6. Recruit a friend.
If you truly don't have your wits about you, bring your smartest, most stable, and kindest friend to help listen to any prospective helper and what they are offering. Two sets of ears can do wonders.
7. Don't assume what works for someone else will automatically be best for you.
People will ask me what my favorite treatments or traditions are, as if I might recommend what I've done, exactly as I've done it. And that's not my way of thinking at all. I prefer to get to know a person a bit, hear about what they tend to like, and come up with suggestions from there.
8. Don't fall for the quick, flashy promises of transformation.
In my experience, the best kind of change is the slow kind, with exciting spikes in learning that keep it jazzy.

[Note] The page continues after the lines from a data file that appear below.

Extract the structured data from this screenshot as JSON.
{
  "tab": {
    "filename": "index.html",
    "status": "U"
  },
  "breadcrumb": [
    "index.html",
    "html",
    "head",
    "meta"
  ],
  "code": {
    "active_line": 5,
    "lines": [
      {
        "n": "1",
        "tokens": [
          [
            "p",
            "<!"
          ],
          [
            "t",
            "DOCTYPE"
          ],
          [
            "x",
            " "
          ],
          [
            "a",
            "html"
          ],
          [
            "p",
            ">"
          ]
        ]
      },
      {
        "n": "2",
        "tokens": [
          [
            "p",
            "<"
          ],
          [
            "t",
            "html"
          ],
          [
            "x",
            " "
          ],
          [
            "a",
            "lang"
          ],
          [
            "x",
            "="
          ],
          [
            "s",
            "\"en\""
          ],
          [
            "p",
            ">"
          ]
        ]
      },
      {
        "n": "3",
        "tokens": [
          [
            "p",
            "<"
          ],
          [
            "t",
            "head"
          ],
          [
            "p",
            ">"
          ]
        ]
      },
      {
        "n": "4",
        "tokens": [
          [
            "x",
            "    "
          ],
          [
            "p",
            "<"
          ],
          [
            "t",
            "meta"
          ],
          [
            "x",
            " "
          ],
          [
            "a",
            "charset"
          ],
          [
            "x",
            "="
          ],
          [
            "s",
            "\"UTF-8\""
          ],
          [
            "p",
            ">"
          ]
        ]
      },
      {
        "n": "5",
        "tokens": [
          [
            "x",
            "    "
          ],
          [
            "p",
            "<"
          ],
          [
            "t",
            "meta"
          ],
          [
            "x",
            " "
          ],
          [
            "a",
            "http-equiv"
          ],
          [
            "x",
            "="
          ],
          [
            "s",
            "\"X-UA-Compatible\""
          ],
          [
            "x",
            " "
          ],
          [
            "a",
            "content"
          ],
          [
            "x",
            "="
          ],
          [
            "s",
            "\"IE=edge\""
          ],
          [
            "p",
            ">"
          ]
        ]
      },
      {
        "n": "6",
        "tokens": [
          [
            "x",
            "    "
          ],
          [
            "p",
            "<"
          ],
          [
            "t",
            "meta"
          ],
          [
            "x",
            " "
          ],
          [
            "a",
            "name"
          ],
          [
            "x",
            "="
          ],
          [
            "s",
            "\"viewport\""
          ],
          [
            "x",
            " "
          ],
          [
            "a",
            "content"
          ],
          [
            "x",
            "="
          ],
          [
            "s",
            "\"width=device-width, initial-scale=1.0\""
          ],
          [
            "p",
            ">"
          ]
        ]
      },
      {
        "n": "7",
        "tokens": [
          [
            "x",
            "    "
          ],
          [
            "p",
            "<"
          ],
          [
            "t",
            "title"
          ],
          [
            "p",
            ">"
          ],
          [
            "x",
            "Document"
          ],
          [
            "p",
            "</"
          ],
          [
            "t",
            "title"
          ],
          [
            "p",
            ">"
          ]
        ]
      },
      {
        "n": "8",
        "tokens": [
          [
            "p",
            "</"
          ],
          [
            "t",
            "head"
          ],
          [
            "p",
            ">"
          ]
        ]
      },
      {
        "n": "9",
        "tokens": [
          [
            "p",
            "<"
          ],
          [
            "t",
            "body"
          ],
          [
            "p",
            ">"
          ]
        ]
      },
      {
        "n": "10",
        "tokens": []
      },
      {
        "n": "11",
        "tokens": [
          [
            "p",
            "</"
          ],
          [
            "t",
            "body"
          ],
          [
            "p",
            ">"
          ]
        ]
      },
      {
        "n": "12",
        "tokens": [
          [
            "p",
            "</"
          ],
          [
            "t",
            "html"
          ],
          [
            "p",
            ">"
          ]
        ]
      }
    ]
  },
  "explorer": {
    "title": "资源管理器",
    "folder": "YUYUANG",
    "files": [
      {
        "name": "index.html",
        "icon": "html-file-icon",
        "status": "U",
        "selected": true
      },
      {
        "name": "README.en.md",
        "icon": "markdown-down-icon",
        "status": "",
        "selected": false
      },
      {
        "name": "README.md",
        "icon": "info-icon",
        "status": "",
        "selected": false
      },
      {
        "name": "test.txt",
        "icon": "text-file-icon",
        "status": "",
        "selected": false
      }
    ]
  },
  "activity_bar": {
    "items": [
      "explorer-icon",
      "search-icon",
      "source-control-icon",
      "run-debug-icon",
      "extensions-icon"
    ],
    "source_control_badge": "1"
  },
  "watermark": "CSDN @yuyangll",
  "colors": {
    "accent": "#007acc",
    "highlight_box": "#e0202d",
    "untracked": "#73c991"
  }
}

Please just remember, you are your own captain, and you are the best authority to sense what kind of waters and conditions your ship sails best in.
As for my personal favorite and long-lasting healing modalities? I go through them at length in my new book, The Book of Help: A Memoir In Remedies, but here's a peek into my personal cocktail: Hakomi therapy (an Eastern philosophy–based somatic psychotherapy) mixed with a dose of Classical Five Element acupuncture; throw in Tracy Anderson Method workouts; ultra-hiking in the Wind River Range with my Wyoming girl posse every summer, and I'm feeling pretty darn good.
With degrees from Barnard, Yale, and the Institute of Taoist education and acupuncture, Megan Griswold has trained and received certifications as a doula, shiatsu practitioner, yoga instructor, personal trainer, and in wilderness medicine, among others. She has worked as a mountain instructor, a Classical Five Element acupuncturist, a freelance reporter, an NPR All Things Considered commentator, a spokesperson for egg freezing, an off-the grid interior designer, and the creator of the backcountry-meets-high-style online store Little Moving Spaces. She resides (mostly) in a yurt in Kelly, Wyoming.